“These ‘sonnets’ fizz and sparkle, full of ideas and insights from writers who clearly inspired each other. There is a baroque richness to this text which ranges from ideas about “beauty” to social injustice, gender politics and much else besides. An ongoing delight for the reader, this text is an improvisation, the poets riffing off each other to capture the mind-boggling fractures of twenty-first century communication and turn them into art.”
—Alan Baker, author of Hotel February

“I’ve been trying, for two weeks, to write a few blurb-lines about this book, but every time I dip into it I end up making some new poems instead. This is a very alive poem space to exist in, think through, make out of. This morning my beauty is a study of the microbiome with some thoughts about wild yeast production. I’m looking forward to what it knows tomorrow.”
—Jen Tynes, author of Hunter Monies

Humors

HUMORS by Joel Chace

Copyright © Joel Chace
Release Date: January 2018
Paperback, 58 pages
Price: $16 (before discount)
Distributor: Paloma Press

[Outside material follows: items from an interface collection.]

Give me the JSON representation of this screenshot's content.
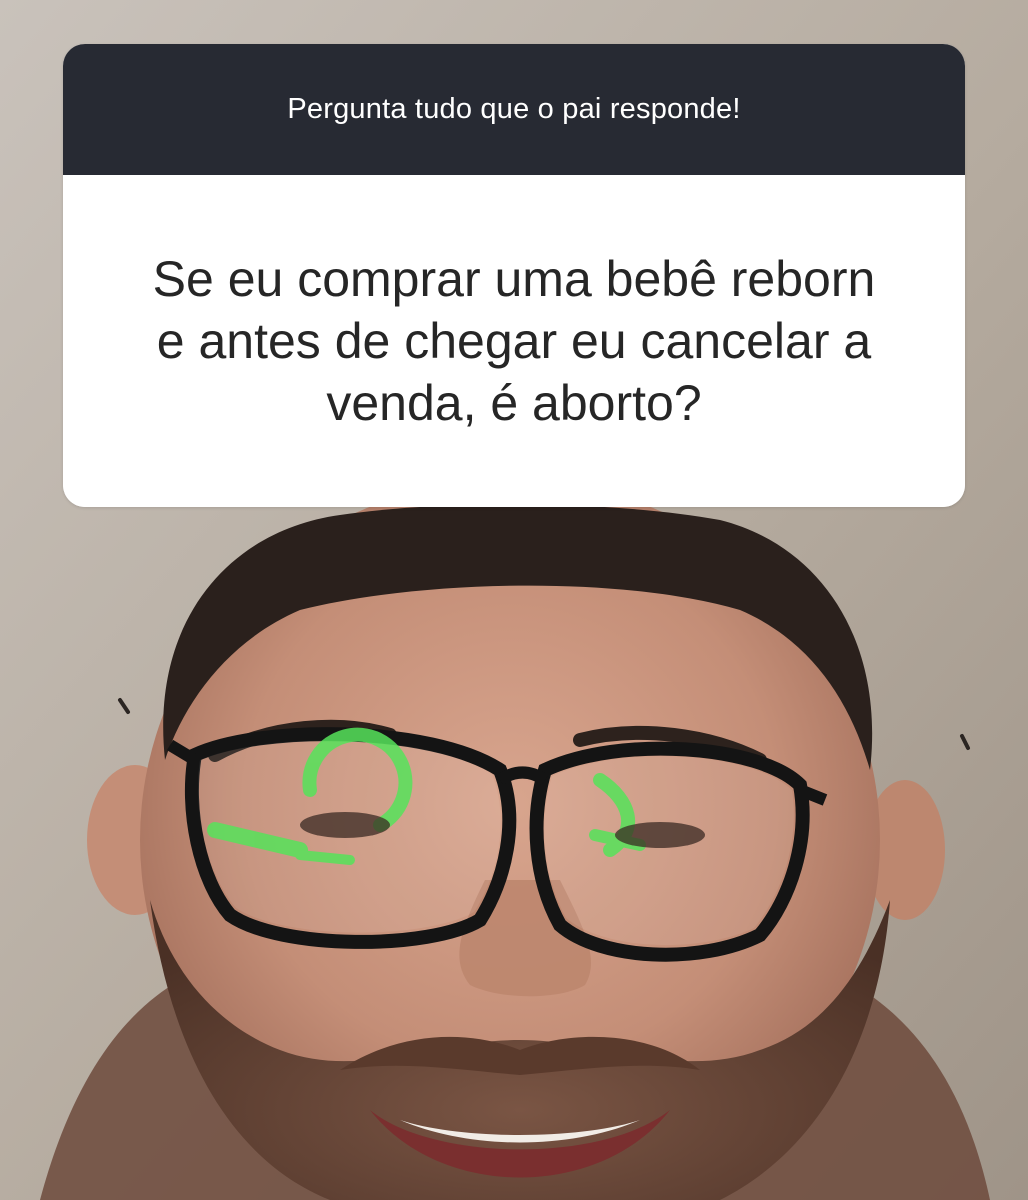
{
  "sticker": {
    "prompt": "Pergunta tudo que o pai responde!",
    "question": "Se eu comprar uma bebê reborn\ne antes de chegar eu cancelar a\nvenda, é aborto?"
  },
  "colors": {
    "sticker_header_bg": "#272a33",
    "sticker_body_bg": "#ffffff",
    "question_text": "#262626",
    "wall_background": "#b8afa6",
    "screen_reflection": "#56e35a"
  }
}
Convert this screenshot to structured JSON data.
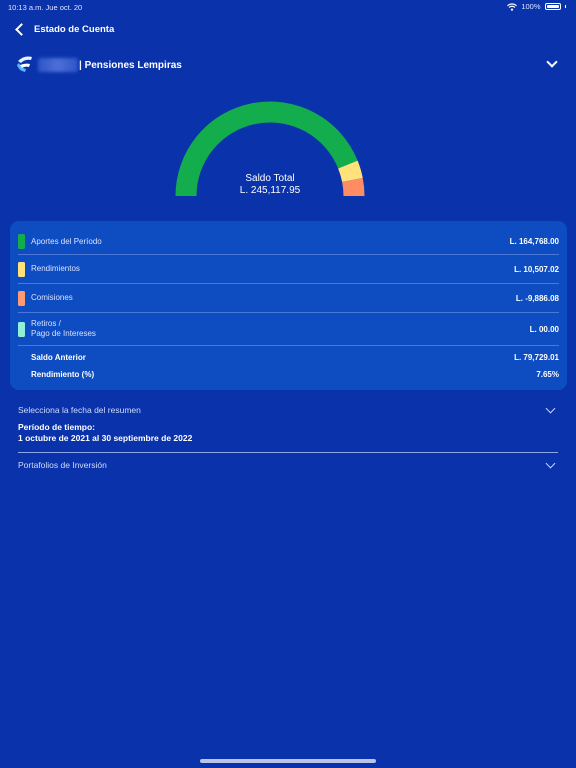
{
  "status": {
    "time_date": "10:13 a.m.   Jue oct. 20",
    "battery": "100%"
  },
  "nav": {
    "title": "Estado de Cuenta"
  },
  "account": {
    "name": "| Pensiones Lempiras"
  },
  "gauge": {
    "title": "Saldo Total",
    "total": "L. 245,117.95",
    "colors": {
      "aportes": "#14ad4d",
      "rendimientos": "#ffe27a",
      "comisiones": "#ff8c63"
    }
  },
  "summary": {
    "rows": [
      {
        "label": "Aportes del Período",
        "value": "L. 164,768.00",
        "color": "#14ad4d"
      },
      {
        "label": "Rendimientos",
        "value": "L. 10,507.02",
        "color": "#ffe27a"
      },
      {
        "label": "Comisiones",
        "value": "L. -9,886.08",
        "color": "#ff9a76"
      },
      {
        "label": "Retiros /",
        "label2": "Pago de Intereses",
        "value": "L. 00.00",
        "color": "#8ff0d6"
      }
    ],
    "saldo_anterior": {
      "label": "Saldo Anterior",
      "value": "L. 79,729.01"
    },
    "rendimiento": {
      "label": "Rendimiento (%)",
      "value": "7.65%"
    }
  },
  "date_selector": {
    "label": "Selecciona la fecha del resumen",
    "period_title": "Período de tiempo:",
    "period_value": "1 octubre de 2021 al 30 septiembre de 2022"
  },
  "portfolios": {
    "label": "Portafolios de Inversión"
  }
}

Paloma Press is pleased to announce the release of Joel Chace’s HUMORS.

“…Humors speaks of the world in front of our eyes and the world hidden within that landscape/mindscape, coloring in the shadows with history, theology, ideology, and human relations, which achieve a realism beyond doubt or faith. This is the complex muddle of life with all its curves and wobbles, ascents and descents. It is a canny and lovely journey filled with “language that births soul/…and/voice /breathing fire in/the crowded theater.”
Maxine Chernoff, author of Without and New Faces of 1952

For review copies or for more information, please email editor@palomapress.net.

ABOUT THE AUTHOR:
JOEL CHACE has published work in print and electronic magazines such as The Tip of the Knife, Counterexample Poetics, OR, Country Music, Infinity’s Kitchen, and Jacket. Most recent collections include Sharpsburg (Cy Gist Press), Blake’s Tree (Blue & Yellow Dog Press), Whole Cloth (Avantacular Press), Red Power (Quarter After Press), Kansoz (Knives, Forks and Spoons Press), Web Too (Tonerworks), War, and After (BlazeVOX [books]), and Scorpions (Unlikely Books).